#### REQUIRED ACTION:
Pull every "Rectangle" line out of the data below.

#### SUPPLIED INFORMATION:
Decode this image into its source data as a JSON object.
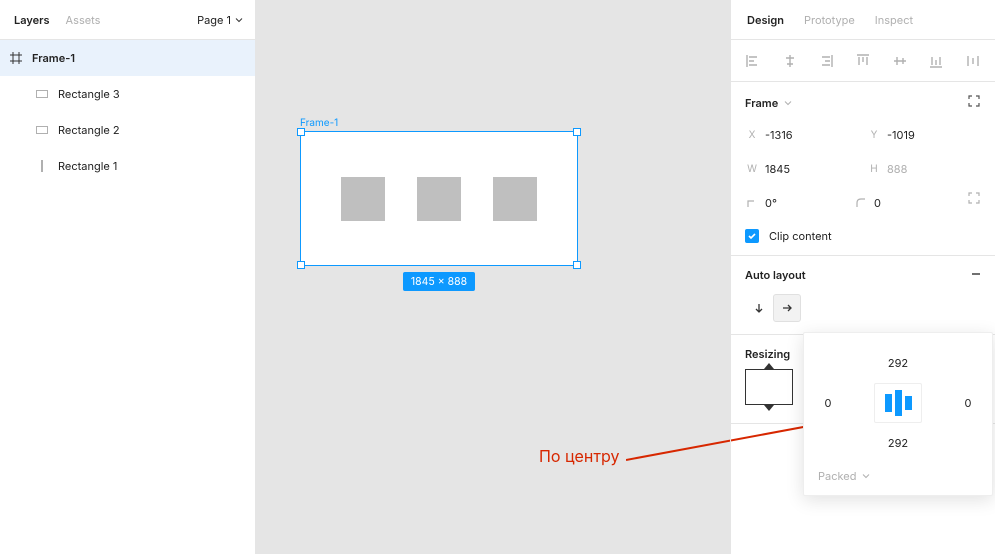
{
  "left_panel": {
    "tabs": {
      "layers": "Layers",
      "assets": "Assets"
    },
    "page_label": "Page 1",
    "layers": {
      "frame": "Frame-1",
      "children": [
        "Rectangle 3",
        "Rectangle 2",
        "Rectangle 1"
      ]
    }
  },
  "canvas": {
    "frame_label": "Frame-1",
    "dimensions_badge": "1845 × 888"
  },
  "annotation": {
    "text": "По центру"
  },
  "right_panel": {
    "tabs": {
      "design": "Design",
      "prototype": "Prototype",
      "inspect": "Inspect"
    },
    "frame_section": {
      "title": "Frame",
      "x_label": "X",
      "x_value": "-1316",
      "y_label": "Y",
      "y_value": "-1019",
      "w_label": "W",
      "w_value": "1845",
      "h_label": "H",
      "h_value": "888",
      "rotation_value": "0°",
      "radius_value": "0",
      "clip_label": "Clip content"
    },
    "auto_layout": {
      "title": "Auto layout"
    },
    "resizing": {
      "title": "Resizing"
    },
    "padding_popover": {
      "top": "292",
      "left": "0",
      "right": "0",
      "bottom": "292",
      "packed": "Packed"
    }
  }
}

#### RESULT FOR THIS EXERCISE:
        "Rectangle 3",
        "Rectangle 2",
        "Rectangle 1"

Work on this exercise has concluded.